◆ Collected data entries:
■ ■ ■ ■ ■

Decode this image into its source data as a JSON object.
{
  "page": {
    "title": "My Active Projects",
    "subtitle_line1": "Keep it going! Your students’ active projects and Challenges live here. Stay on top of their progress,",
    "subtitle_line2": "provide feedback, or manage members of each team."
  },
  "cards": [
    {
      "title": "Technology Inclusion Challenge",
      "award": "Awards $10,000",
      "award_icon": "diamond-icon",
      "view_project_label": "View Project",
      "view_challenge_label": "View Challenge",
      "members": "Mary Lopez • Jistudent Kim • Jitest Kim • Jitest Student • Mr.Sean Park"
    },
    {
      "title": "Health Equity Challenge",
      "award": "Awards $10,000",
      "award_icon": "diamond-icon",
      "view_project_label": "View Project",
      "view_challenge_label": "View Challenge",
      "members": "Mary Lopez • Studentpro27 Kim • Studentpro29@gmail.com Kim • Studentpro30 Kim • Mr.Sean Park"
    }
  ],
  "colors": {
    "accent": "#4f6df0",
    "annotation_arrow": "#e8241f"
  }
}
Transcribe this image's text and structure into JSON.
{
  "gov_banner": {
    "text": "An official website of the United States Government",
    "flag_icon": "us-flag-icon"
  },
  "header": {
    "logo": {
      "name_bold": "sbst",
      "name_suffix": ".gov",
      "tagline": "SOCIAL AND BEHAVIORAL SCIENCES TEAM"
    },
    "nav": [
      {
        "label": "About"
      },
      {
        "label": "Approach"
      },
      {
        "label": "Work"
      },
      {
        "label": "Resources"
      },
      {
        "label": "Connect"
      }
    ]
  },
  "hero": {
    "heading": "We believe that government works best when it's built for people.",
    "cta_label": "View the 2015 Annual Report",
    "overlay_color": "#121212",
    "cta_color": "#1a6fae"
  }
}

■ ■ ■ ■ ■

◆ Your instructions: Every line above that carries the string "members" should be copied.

◆ Written answer:
    "subtitle_line2": "provide feedback, or manage members of each team."
      "members": "Mary Lopez • Jistudent Kim • Jitest Kim • Jitest Student • Mr.Sean Park"
      "members": "Mary Lopez • Studentpro27 Kim • Studentpro29@gmail.com Kim • Studentpro30 Kim • Mr.Sean Park"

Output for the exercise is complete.